The Federal Subsistence Board is seeking public comment through July 19 for new statewide hunting and trapping regulations proposed to take effect from 2022 to 2024, according to a press release from the board.
The Federal Subsistence Board oversees the Subsistence Management Program, and is made up of the U.S. Fish and Wildlife Service, the National Park Service, the Bureau of Land Management, the Bureau of Indian Affairs and the U.S. Forest Service.
The state is divided into 10 different resource regions in an effort to provide an opportunity for Alaskans to participate in subsistence management.
According to the program’s full book of proposed regulations, the Federal Subsistence Board can restrict hunting and fishing by non-subsistence users on federal public lands and waters when necessary for conservation of wildlife populations, public safety and continued viability of wildlife populations, continuing subsistence uses of such populations, and compliance with other applicable laws.

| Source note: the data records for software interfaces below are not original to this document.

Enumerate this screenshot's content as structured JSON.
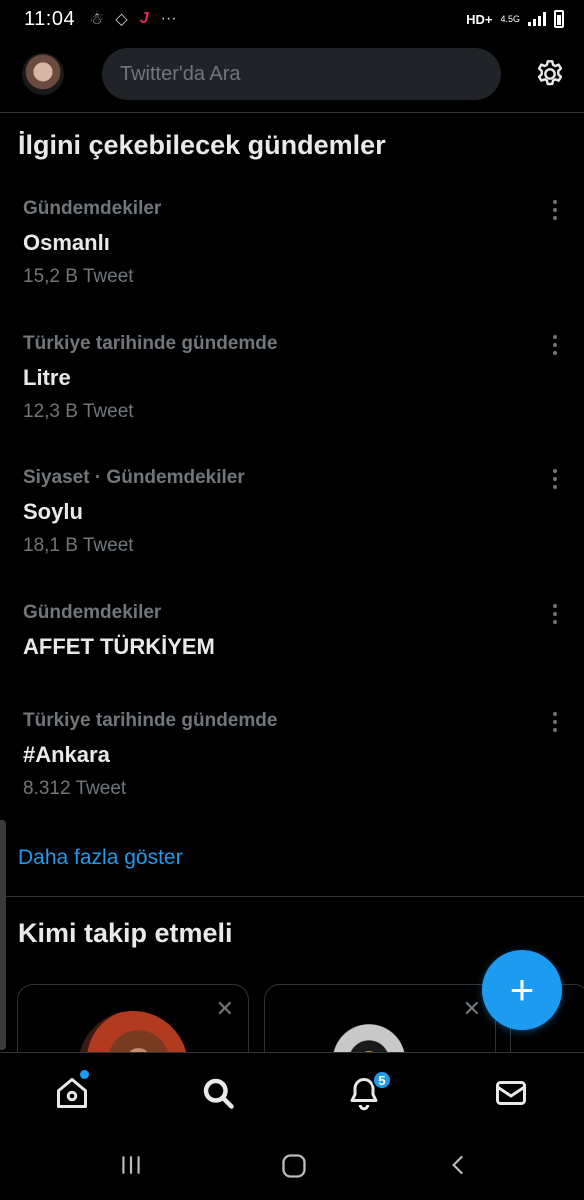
{
  "status_bar": {
    "time": "11:04",
    "network": "HD+",
    "network_type": "4.5G",
    "notif_icons": [
      "snapchat-icon",
      "tinder-icon",
      "tiktok-icon"
    ],
    "more": "···"
  },
  "header": {
    "search_placeholder": "Twitter'da Ara"
  },
  "trends_section": {
    "title": "İlgini çekebilecek gündemler",
    "items": [
      {
        "category": "Gündemdekiler",
        "name": "Osmanlı",
        "count": "15,2 B Tweet"
      },
      {
        "category": "Türkiye tarihinde gündemde",
        "name": "Litre",
        "count": "12,3 B Tweet"
      },
      {
        "category": "Siyaset · Gündemdekiler",
        "name": "Soylu",
        "count": "18,1 B Tweet"
      },
      {
        "category": "Gündemdekiler",
        "name": "AFFET TÜRKİYEM",
        "count": ""
      },
      {
        "category": "Türkiye tarihinde gündemde",
        "name": "#Ankara",
        "count": "8.312 Tweet"
      }
    ],
    "show_more": "Daha fazla göster"
  },
  "follow_section": {
    "title": "Kimi takip etmeli",
    "close_glyph": "✕"
  },
  "fab": {
    "label": "+"
  },
  "tabbar": {
    "notifications_badge": "5"
  },
  "colors": {
    "accent": "#1d9bf0",
    "background": "#000000",
    "muted": "#71767b",
    "text": "#e7e9ea"
  }
}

In total, there are 56 new proposed subsistence program regulations. Changes would likely affect federal subsistence seasons, harvest limits, methods for taking wildlife and customary and traditional use determinations.
In the Southcentral area, for example, one of the proposed changes includes marking hunted wolves so the ADF&G can gather information for wolf population estimates. Additionally, trappers would have to call the ADF&G within seven days to report the hunt and all hides would have to be sealed within 15 days of intake.
Comments should cite the specific proposal number or wildlife closure number found in the Federal Subsistence Board handbook, and can be submitted electronically to email@example.com. Comments can also be sent through the mail using the address of the Office of Subsistence Management at 1011 East Tudor Road, MS-121, Anchorage, AK 99503 directed to the Federal Subsistence Board with attention to Theo Matuskowitz.
Reach reporter Camille Botello at firstname.lastname@example.org.